Cummings, C. (2020, June 09). Building and engaging in meaningful professional learning communities with twitter. Retrieved February 22, 2021, from https://corycummings.org/teaching-learning-and-assessment-ii/building-and-engaging-in-meaningful-professional-learning-communities-with-twitter/
Cummings, C. (2021, February 08). Understanding adult learning theories in reimaging professional development. Retrieved February 22, 2021, from https://corycummings.org/digital-readiness/understanding-adult-learning-theories-in-reimaging-professional-development/
Daskalos, D. (2020, November 16). Teaching by design, part deux. Retrieved February 22, 2021, from http://daskalosdouglas.com/iste/teaching-by-design-part-deux/
Heineman, M. (2020, April 12). Collaborating and co-learning together. Retrieved February 22, 2021, from http://meganheineman.com/collaborating-and-co-learning-together/
Iste standards for coaches. (n.d.). Retrieved February 22, 2021, from https://www.iste.org/standards/for-coaches
Mumley, K. (2021, February 19). The art of giving meaningful feedback. Retrieved February 22, 2021, from http://mumleymusings.com/iste/feedback/
SarrLewis, J. (2021, February 21). Digital leader & educator in education. Retrieved February 22, 2021, from http://jsarrlewis.com/digital-learning-environments/professional-learning-the-importance-of-empathy-and-environment/

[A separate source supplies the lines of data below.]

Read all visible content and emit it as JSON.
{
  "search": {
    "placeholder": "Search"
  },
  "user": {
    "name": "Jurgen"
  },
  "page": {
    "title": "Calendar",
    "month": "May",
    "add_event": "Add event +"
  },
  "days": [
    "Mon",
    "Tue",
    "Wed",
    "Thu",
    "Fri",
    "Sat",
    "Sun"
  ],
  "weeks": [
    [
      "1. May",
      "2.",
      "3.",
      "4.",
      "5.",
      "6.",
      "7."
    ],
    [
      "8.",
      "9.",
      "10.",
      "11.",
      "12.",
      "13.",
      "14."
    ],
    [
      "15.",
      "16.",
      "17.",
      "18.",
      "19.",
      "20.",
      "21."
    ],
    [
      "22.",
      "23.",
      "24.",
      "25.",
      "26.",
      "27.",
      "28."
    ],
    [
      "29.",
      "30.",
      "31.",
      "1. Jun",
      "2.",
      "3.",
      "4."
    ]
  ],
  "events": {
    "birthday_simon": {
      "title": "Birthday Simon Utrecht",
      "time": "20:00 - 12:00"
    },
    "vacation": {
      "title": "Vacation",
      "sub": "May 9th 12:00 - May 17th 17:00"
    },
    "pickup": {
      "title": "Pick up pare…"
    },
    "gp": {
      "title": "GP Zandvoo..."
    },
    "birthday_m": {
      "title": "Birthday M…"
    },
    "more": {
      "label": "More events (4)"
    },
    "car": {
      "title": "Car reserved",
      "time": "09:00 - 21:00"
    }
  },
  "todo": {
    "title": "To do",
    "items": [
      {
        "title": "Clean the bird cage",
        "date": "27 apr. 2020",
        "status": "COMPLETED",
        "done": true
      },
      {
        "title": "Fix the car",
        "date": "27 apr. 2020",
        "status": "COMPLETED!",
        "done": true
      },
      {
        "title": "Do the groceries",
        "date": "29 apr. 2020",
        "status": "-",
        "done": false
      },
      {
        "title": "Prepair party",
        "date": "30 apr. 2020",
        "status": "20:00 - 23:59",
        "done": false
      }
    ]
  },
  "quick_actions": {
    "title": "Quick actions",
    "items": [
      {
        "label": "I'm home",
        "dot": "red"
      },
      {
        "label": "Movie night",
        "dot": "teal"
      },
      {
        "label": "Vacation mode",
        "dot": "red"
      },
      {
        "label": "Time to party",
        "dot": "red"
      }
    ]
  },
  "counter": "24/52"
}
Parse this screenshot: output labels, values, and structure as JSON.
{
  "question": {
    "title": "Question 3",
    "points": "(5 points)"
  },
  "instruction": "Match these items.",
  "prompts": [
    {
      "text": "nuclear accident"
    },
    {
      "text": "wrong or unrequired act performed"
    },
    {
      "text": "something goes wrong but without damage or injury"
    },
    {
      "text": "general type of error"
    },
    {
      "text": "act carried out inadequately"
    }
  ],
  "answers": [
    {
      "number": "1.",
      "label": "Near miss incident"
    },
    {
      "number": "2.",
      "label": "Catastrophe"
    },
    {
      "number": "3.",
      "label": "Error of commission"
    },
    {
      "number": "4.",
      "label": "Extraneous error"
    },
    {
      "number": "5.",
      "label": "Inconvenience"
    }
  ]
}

Straume, S. (2021, February 08). Using adult learning theories to plan for professional development. Retrieved February 22, 2021, from http://adventuresinfifth.com/iste-coaching-standards/using-adult-learning-theories-to-plan-for-professional-development/